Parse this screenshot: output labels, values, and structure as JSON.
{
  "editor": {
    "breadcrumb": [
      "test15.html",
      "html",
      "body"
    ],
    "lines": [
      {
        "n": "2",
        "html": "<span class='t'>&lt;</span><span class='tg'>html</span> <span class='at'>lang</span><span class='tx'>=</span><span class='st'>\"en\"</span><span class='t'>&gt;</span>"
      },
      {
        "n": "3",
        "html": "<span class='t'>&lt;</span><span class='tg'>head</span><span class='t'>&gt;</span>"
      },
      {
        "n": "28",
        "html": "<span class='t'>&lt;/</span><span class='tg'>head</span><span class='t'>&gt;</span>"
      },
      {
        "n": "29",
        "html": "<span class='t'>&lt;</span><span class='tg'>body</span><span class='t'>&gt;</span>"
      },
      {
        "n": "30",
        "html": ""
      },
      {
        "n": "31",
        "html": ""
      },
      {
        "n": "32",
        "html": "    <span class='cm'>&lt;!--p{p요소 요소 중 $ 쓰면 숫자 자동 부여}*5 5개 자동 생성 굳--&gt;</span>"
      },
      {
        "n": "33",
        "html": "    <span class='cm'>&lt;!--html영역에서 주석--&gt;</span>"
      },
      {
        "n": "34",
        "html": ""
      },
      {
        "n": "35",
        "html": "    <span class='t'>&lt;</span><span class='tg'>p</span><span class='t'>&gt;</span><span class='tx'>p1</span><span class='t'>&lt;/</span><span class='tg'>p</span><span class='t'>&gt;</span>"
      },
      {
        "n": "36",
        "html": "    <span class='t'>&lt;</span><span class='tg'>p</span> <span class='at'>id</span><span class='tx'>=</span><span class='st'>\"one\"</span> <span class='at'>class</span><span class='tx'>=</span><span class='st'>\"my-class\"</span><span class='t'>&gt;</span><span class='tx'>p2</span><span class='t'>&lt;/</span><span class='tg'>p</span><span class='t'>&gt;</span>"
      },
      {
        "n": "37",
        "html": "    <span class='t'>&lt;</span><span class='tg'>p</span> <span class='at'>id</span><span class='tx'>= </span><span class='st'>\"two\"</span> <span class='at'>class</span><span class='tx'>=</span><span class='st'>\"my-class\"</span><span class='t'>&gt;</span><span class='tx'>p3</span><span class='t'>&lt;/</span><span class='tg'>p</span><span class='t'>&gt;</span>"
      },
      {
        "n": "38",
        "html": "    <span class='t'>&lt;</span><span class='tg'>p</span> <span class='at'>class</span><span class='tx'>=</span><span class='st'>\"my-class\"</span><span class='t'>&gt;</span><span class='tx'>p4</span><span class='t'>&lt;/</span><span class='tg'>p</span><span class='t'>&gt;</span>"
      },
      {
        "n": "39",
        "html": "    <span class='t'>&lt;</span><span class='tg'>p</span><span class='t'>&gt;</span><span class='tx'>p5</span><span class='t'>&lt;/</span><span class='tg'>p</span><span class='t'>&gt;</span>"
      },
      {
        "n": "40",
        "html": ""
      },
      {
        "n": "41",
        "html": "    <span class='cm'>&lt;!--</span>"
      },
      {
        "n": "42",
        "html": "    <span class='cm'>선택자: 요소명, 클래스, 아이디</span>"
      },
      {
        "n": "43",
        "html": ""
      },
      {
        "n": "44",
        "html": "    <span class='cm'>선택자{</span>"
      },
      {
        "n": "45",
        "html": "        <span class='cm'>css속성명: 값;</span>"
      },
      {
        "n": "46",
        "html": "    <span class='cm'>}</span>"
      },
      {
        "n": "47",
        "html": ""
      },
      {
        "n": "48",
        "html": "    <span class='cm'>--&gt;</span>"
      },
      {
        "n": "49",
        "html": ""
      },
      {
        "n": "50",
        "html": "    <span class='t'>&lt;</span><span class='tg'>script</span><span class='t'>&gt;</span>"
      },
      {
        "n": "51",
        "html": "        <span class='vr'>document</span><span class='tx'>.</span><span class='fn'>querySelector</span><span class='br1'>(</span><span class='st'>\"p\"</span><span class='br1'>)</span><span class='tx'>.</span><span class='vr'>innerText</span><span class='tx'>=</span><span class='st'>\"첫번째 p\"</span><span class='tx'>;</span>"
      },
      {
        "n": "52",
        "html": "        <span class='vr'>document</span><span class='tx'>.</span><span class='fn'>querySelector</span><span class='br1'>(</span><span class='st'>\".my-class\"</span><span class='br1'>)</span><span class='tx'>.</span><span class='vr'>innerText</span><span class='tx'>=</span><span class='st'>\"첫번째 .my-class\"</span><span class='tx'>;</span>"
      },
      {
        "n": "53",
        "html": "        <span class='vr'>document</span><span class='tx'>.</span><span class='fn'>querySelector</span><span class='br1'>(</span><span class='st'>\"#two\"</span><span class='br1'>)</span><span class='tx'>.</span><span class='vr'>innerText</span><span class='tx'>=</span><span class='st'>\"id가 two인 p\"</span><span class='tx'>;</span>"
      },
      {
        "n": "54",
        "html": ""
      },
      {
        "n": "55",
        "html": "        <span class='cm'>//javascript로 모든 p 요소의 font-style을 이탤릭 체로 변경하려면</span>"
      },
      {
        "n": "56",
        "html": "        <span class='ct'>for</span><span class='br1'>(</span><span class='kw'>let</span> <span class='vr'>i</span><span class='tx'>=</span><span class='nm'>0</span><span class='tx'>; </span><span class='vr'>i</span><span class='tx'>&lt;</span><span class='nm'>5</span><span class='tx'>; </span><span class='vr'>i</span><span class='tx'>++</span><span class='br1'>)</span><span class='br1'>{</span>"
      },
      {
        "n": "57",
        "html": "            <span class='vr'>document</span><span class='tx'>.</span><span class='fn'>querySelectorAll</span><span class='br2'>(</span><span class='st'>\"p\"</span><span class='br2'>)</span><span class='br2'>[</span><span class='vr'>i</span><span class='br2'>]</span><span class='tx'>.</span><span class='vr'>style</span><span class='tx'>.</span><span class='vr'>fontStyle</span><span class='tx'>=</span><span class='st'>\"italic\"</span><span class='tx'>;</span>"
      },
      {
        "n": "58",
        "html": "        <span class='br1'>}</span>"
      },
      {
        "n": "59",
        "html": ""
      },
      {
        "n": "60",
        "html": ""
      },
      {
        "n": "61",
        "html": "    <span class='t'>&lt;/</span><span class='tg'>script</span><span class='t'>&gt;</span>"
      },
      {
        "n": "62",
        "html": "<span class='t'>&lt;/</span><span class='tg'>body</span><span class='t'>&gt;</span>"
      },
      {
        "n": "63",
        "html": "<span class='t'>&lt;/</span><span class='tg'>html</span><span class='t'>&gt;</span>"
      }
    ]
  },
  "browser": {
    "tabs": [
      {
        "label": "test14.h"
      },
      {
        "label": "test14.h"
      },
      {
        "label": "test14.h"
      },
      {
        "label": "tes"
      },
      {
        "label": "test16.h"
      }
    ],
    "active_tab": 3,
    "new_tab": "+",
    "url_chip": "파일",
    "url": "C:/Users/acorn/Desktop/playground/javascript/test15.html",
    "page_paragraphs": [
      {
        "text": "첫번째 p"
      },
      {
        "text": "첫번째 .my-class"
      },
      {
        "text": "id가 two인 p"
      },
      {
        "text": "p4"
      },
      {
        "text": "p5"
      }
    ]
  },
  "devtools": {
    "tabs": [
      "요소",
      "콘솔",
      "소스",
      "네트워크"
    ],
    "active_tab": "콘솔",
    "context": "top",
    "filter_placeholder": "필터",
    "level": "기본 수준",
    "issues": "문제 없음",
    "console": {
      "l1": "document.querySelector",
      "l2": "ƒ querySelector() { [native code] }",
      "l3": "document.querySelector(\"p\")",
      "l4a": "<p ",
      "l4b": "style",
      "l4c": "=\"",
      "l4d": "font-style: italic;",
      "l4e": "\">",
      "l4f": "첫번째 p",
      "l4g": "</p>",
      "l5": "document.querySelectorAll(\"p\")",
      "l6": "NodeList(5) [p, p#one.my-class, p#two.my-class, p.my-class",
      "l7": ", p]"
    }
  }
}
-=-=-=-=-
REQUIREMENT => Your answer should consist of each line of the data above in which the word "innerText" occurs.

RESULT =>
        "html": "        <span class='vr'>document</span><span class='tx'>.</span><span class='fn'>querySelector</span><span class='br1'>(</span><span class='st'>\"p\"</span><span class='br1'>)</span><span class='tx'>.</span><span class='vr'>innerText</span><span class='tx'>=</span><span class='st'>\"첫번째 p\"</span><span class='tx'>;</span>"
        "html": "        <span class='vr'>document</span><span class='tx'>.</span><span class='fn'>querySelector</span><span class='br1'>(</span><span class='st'>\".my-class\"</span><span class='br1'>)</span><span class='tx'>.</span><span class='vr'>innerText</span><span class='tx'>=</span><span class='st'>\"첫번째 .my-class\"</span><span class='tx'>;</span>"
        "html": "        <span class='vr'>document</span><span class='tx'>.</span><span class='fn'>querySelector</span><span class='br1'>(</span><span class='st'>\"#two\"</span><span class='br1'>)</span><span class='tx'>.</span><span class='vr'>innerText</span><span class='tx'>=</span><span class='st'>\"id가 two인 p\"</span><span class='tx'>;</span>"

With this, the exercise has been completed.